Staying active and nourishing your body with healthy foods are both major components of wellness, but it's important to focus on more than just the physical. Wellness takes into account your lifestyle as a whole, encompassing your mental, emotional and spiritual health as well.
Patients undergoing cancer treatment are encouraged to eat enough food to maintain their weight — even if they’re overweight. But once treatment ends, the goal becomes getting as lean as possible without being underweight.
For many people, this requires that dietary adjustments be made. Instead of focusing on the quantity of calories needed to keep their weight stable during treatment, cancer survivors should focus more on the quality of the calories they’re eating after treatment.
Hitting the gym might be low on your priority list, if you’re fighting cancer. Yet exercise is just as important now as it ever was – maybe even more so.
Being active is just as important after recovery. There’s evidence, Bernstein says, that among people with breast, colon, prostate and ovarian cancer, those who are physically active have a lower rate of cancer recurrence.
Moving your muscles can also lower the odds of developing many other illnesses, including diabetes, dementia, depression, heart disease and stroke, as well as other types of cancer.

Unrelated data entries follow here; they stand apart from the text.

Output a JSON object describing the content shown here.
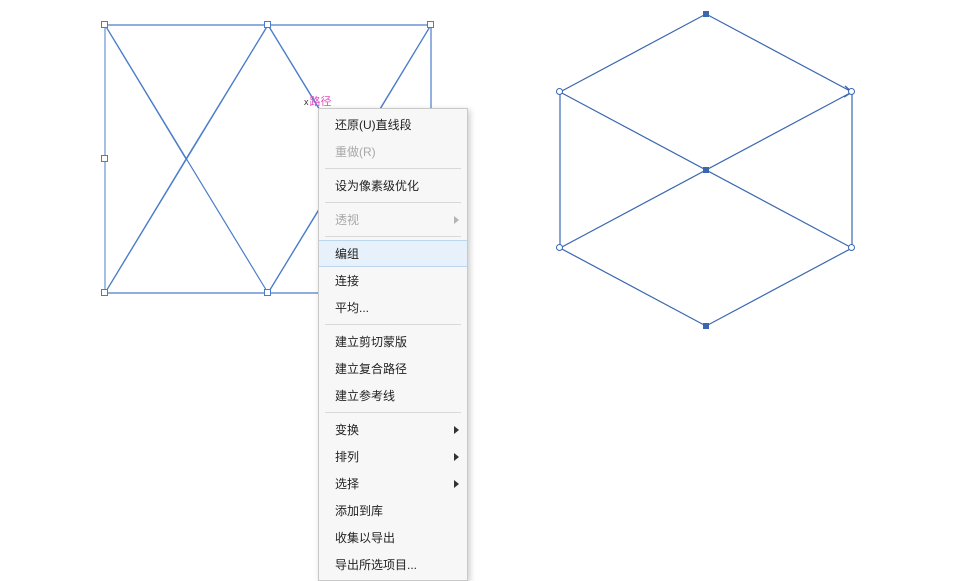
{
  "label": {
    "path": "路径",
    "x": "x"
  },
  "menu": {
    "undo": "还原(U)直线段",
    "redo": "重做(R)",
    "pixelOptimize": "设为像素级优化",
    "perspective": "透视",
    "group": "编组",
    "join": "连接",
    "average": "平均...",
    "clippingMask": "建立剪切蒙版",
    "compoundPath": "建立复合路径",
    "guides": "建立参考线",
    "transform": "变换",
    "arrange": "排列",
    "select": "选择",
    "addToLibrary": "添加到库",
    "collectExport": "收集以导出",
    "exportSelection": "导出所选项目..."
  },
  "colors": {
    "stroke": "#4a7dc9",
    "stroke2": "#3a67b0",
    "label": "#e64fc2"
  }
}
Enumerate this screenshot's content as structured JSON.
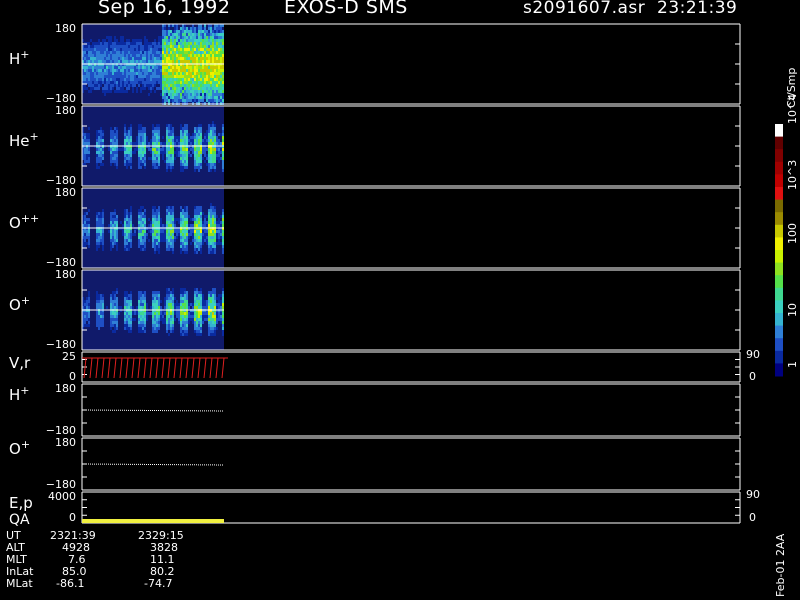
{
  "header": {
    "date": "Sep 16, 1992",
    "mission": "EXOS-D SMS",
    "file": "s2091607.asr",
    "time": "23:21:39"
  },
  "colorbar": {
    "title": "Ct/Smp",
    "tick_labels": [
      "1",
      "10",
      "100",
      "10^3",
      "10^4"
    ],
    "colors": [
      "#000080",
      "#0a2aa0",
      "#1e4fc4",
      "#2f7fd6",
      "#35b3d0",
      "#3bd0c0",
      "#3fd890",
      "#55e04a",
      "#8ee020",
      "#c8f000",
      "#f0f000",
      "#c8c800",
      "#9a8a00",
      "#7a6a00",
      "#e01010",
      "#c00000",
      "#a00000",
      "#800000",
      "#600000",
      "#ffffff"
    ]
  },
  "footer_label": "Feb-01 2AA",
  "info_block": {
    "rows": [
      {
        "label": "UT",
        "v1": "2321:39",
        "v2": "2329:15"
      },
      {
        "label": "ALT",
        "v1": "4928",
        "v2": "3828"
      },
      {
        "label": "MLT",
        "v1": "7.6",
        "v2": "11.1"
      },
      {
        "label": "InLat",
        "v1": "85.0",
        "v2": "80.2"
      },
      {
        "label": "MLat",
        "v1": "-86.1",
        "v2": "-74.7"
      }
    ]
  },
  "chart_data": [
    {
      "type": "heatmap",
      "panel": "H+ spectrogram",
      "label_base": "H",
      "label_sup": "+",
      "ylim": [
        -180,
        180
      ],
      "tick_labels": {
        "top": "180",
        "bottom": "−180"
      }
    },
    {
      "type": "heatmap",
      "panel": "He+ spectrogram",
      "label_base": "He",
      "label_sup": "+",
      "ylim": [
        -180,
        180
      ],
      "tick_labels": {
        "top": "180",
        "bottom": "−180"
      }
    },
    {
      "type": "heatmap",
      "panel": "O++ spectrogram",
      "label_base": "O",
      "label_sup": "++",
      "ylim": [
        -180,
        180
      ],
      "tick_labels": {
        "top": "180",
        "bottom": "−180"
      }
    },
    {
      "type": "heatmap",
      "panel": "O+ spectrogram",
      "label_base": "O",
      "label_sup": "+",
      "ylim": [
        -180,
        180
      ],
      "tick_labels": {
        "top": "180",
        "bottom": "−180"
      }
    },
    {
      "type": "line",
      "panel": "V,r",
      "label_base": "V,r",
      "label_sup": "",
      "ylim": [
        0,
        25
      ],
      "tick_labels": {
        "top": "25",
        "bottom": "0"
      },
      "right_ticks": {
        "top": "90",
        "bottom": "0"
      }
    },
    {
      "type": "line",
      "panel": "H+ line",
      "label_base": "H",
      "label_sup": "+",
      "ylim": [
        -180,
        180
      ],
      "tick_labels": {
        "top": "180",
        "bottom": "−180"
      }
    },
    {
      "type": "line",
      "panel": "O+ line",
      "label_base": "O",
      "label_sup": "+",
      "ylim": [
        -180,
        180
      ],
      "tick_labels": {
        "top": "180",
        "bottom": "−180"
      }
    },
    {
      "type": "line",
      "panel": "E,p QA",
      "label_base": "E,p",
      "label_sup": "",
      "label2": "QA",
      "ylim": [
        0,
        4000
      ],
      "tick_labels": {
        "top": "4000",
        "bottom": "0"
      },
      "right_ticks": {
        "top": "90",
        "bottom": "0"
      }
    }
  ]
}
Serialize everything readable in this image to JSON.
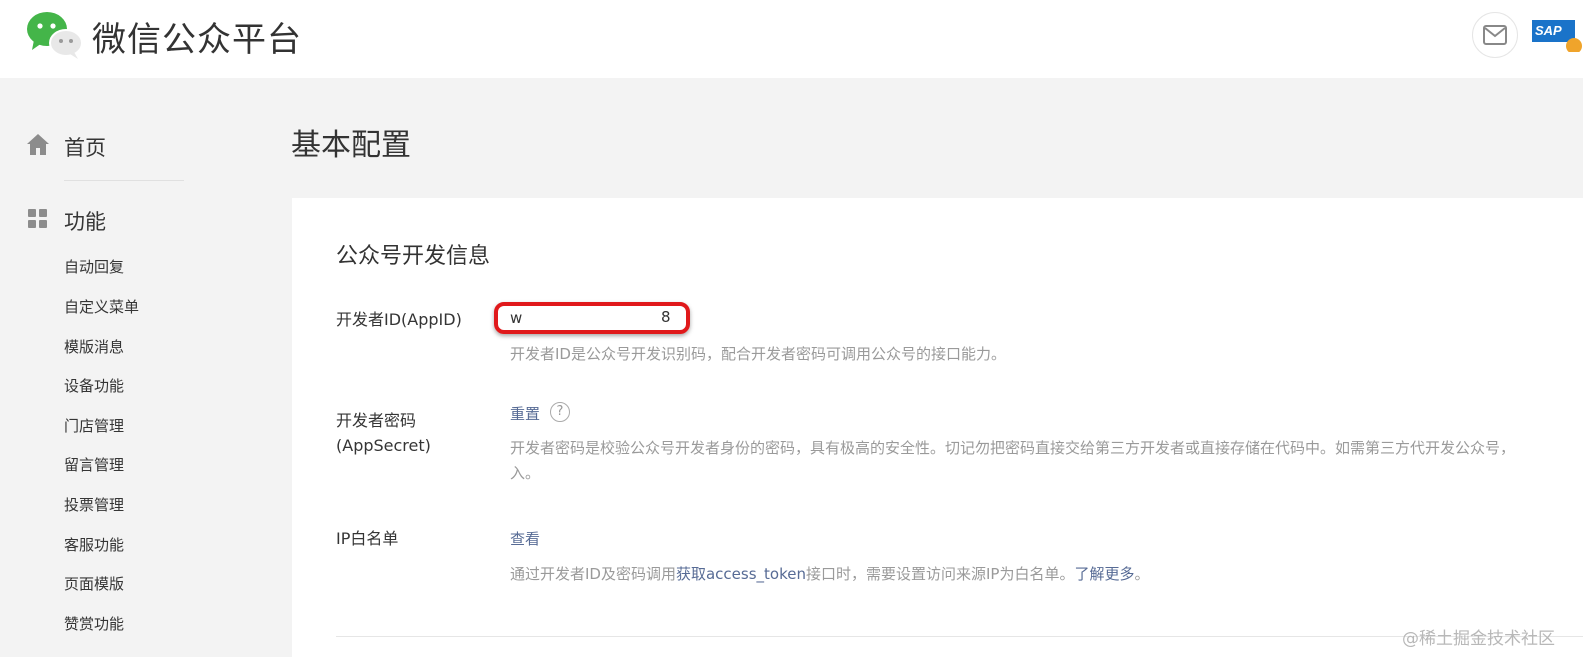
{
  "header": {
    "brand": "微信公众平台",
    "avatar_text": "SAP"
  },
  "sidebar": {
    "home_label": "首页",
    "function_label": "功能",
    "items": [
      {
        "label": "自动回复"
      },
      {
        "label": "自定义菜单"
      },
      {
        "label": "模版消息"
      },
      {
        "label": "设备功能"
      },
      {
        "label": "门店管理"
      },
      {
        "label": "留言管理"
      },
      {
        "label": "投票管理"
      },
      {
        "label": "客服功能"
      },
      {
        "label": "页面模版"
      },
      {
        "label": "赞赏功能"
      }
    ]
  },
  "main": {
    "page_title": "基本配置",
    "section_title": "公众号开发信息",
    "appid": {
      "label": "开发者ID(AppID)",
      "value_start": "w",
      "value_end": "8",
      "desc": "开发者ID是公众号开发识别码，配合开发者密码可调用公众号的接口能力。"
    },
    "secret": {
      "label_line1": "开发者密码",
      "label_line2": "(AppSecret)",
      "reset_link": "重置",
      "help_symbol": "?",
      "desc_line1": "开发者密码是校验公众号开发者身份的密码，具有极高的安全性。切记勿把密码直接交给第三方开发者或直接存储在代码中。如需第三方代开发公众号，",
      "desc_line2": "入。"
    },
    "ip_whitelist": {
      "label": "IP白名单",
      "view_link": "查看",
      "desc_prefix": "通过开发者ID及密码调用",
      "desc_link": "获取access_token",
      "desc_middle": "接口时，需要设置访问来源IP为白名单。",
      "learn_more": "了解更多",
      "desc_suffix": "。"
    }
  },
  "watermark": "@稀土掘金技术社区",
  "colors": {
    "link": "#576b95",
    "highlight_border": "#e0191b",
    "wechat_green": "#44b549"
  }
}
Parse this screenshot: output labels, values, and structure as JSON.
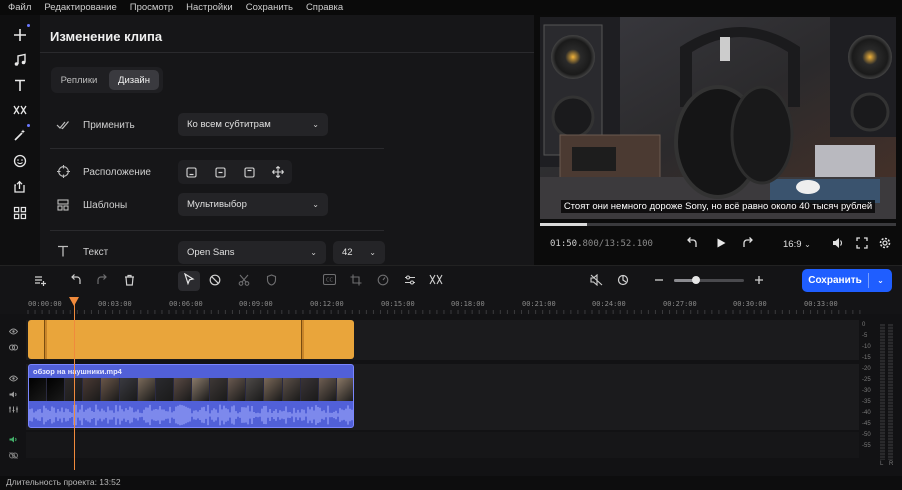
{
  "menu": [
    "Файл",
    "Редактирование",
    "Просмотр",
    "Настройки",
    "Сохранить",
    "Справка"
  ],
  "toolbar": {
    "icons": [
      "plus-icon",
      "music-note-icon",
      "text-icon",
      "transition-icon",
      "effects-wand-icon",
      "sticker-smile-icon",
      "export-share-icon",
      "widgets-grid-icon"
    ]
  },
  "edit_panel": {
    "title": "Изменение клипа",
    "tabs": [
      {
        "label": "Реплики",
        "active": false
      },
      {
        "label": "Дизайн",
        "active": true
      }
    ],
    "apply": {
      "label": "Применить",
      "value": "Ко всем субтитрам"
    },
    "position": {
      "label": "Расположение",
      "buttons": [
        "align-bottom-icon",
        "align-center-icon",
        "align-top-icon",
        "move-icon"
      ]
    },
    "templates": {
      "label": "Шаблоны",
      "value": "Мультивыбор"
    },
    "text": {
      "label": "Текст",
      "font": "Open Sans",
      "size": "42"
    }
  },
  "preview": {
    "subtitle": "Стоят они немного дороже Sony, но всё равно около 40 тысяч рублей",
    "current_time": "01:50.",
    "current_ms": "800",
    "total_time": "/13:52.100",
    "progress": 0.133,
    "aspect": "16:9"
  },
  "timeline": {
    "save_label": "Сохранить",
    "zoom": 0.31,
    "ruler_ticks": [
      "00:00:00",
      "00:03:00",
      "00:06:00",
      "00:09:00",
      "00:12:00",
      "00:15:00",
      "00:18:00",
      "00:21:00",
      "00:24:00",
      "00:27:00",
      "00:30:00",
      "00:33:00"
    ],
    "clip_name": "обзор на наушники.mp4",
    "meter_labels": [
      "0",
      "-5",
      "-10",
      "-15",
      "-20",
      "-25",
      "-30",
      "-35",
      "-40",
      "-45",
      "-50",
      "-55"
    ],
    "meter_channels": [
      "L",
      "R"
    ]
  },
  "status": {
    "duration": "Длительность проекта: 13:52"
  },
  "colors": {
    "accent": "#1f5eff",
    "subtitle_clip": "#e9a53b",
    "video_clip": "#5160d8",
    "playhead": "#f08a3c"
  }
}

It might take some time after treatment ends to regain the energy and strength you had before your illness, but don’t give up. By incorporating regular activity into your routine, you’ll boost the chances of living and thriving postcancer.